Former jailers sentenced in cover up

ATLANTA --- Two former Fulton County jailers were sentenced to prison Thursday and another was ordered to home confinement for lying to a grand jury and FBI investigators looking into an inmate's death at the troubled Fulton County jail.

 

Curtis Jerome Brown, 42, was sentenced to 27 months in prison -- the maximum sentence under the recommended guidelines. Mitnee Markette Jones, 47, received 15 months in prison. Both also were ordered to serve three years probation after their release.

A third ex-jailer, 35-year-old Derontay Anton Langford, was sentenced to four months of home confinement and three years of probation.
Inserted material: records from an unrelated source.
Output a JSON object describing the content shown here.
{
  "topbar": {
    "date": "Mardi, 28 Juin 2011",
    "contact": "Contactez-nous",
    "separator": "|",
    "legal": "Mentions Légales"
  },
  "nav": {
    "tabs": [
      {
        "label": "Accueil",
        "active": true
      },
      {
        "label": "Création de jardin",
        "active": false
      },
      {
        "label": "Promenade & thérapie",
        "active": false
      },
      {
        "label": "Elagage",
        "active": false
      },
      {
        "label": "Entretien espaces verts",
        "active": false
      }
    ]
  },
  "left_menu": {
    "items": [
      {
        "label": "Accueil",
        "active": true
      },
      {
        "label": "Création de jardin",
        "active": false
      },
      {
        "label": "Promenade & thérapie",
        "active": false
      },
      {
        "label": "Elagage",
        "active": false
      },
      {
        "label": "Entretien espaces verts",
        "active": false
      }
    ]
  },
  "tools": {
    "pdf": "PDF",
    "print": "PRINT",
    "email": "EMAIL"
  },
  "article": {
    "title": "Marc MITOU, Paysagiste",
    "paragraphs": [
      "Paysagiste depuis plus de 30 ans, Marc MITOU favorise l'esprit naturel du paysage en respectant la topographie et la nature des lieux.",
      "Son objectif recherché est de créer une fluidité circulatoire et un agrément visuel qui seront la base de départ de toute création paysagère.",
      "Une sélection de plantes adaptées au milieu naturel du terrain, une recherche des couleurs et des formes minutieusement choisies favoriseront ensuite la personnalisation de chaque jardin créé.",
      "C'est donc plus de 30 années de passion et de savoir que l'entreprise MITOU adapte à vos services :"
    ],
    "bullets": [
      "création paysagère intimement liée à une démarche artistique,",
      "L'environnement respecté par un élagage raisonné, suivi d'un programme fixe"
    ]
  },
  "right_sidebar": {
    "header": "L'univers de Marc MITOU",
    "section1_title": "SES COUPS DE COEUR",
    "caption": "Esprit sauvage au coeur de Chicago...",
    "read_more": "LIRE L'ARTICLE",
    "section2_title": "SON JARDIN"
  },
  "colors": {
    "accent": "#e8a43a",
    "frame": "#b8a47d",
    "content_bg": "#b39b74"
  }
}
Prosecutors say he deserved a lighter sentence because he approached an FBI agent and told the truth after initially lying about what happened.

"If they had told the truth, they probably wouldn't be here today," Senior U.S. District Judge J. Owen Forrester said of the three defendants. "But they didn't. They lied."

The charges stem from an FBI investigation into the death of mentally ill inmate Richard Glasco, a 42-year-old Navy veteran who died at the jail in March 2008.

Glasco, who suffered from bipolar disorder, was being loud and banging on his cell door and window when the three officers entered his cell and subdued him, according to court testimony. About an hour later, they found him unresponsive on the cell floor and sent him to a hospital, where he was pronounced dead.

Prosecutors said the three collaborated to file false incident reports omitting the fact that they entered the cell, and that they later lied to investigators looking into Glasco's death. Now Glasco's family may never know what happened because the jailers covered up what happened, Forrester said.

The ex-jailers called several witnesses to vouch for their character, and each of the three urged Forrester to spare them a prison sentence.

"I want everyone to know that I am a good person," Jones said. "And if you have a friend in me, you have a friend for life."

But prosecutors urged Forrester to remember what happened to Glasco, a father of five who had been jailed on a disorderly conduct charge. And his sister, Yolanda Glasco, said during tearful testimony that her life was shattered by her brother's death.

"They don't have a father. I don't have a brother. A part of me died when he died," she said, her voice dropping to a whisper. "I just want justice for my brother. He's gone and I want it to mean something."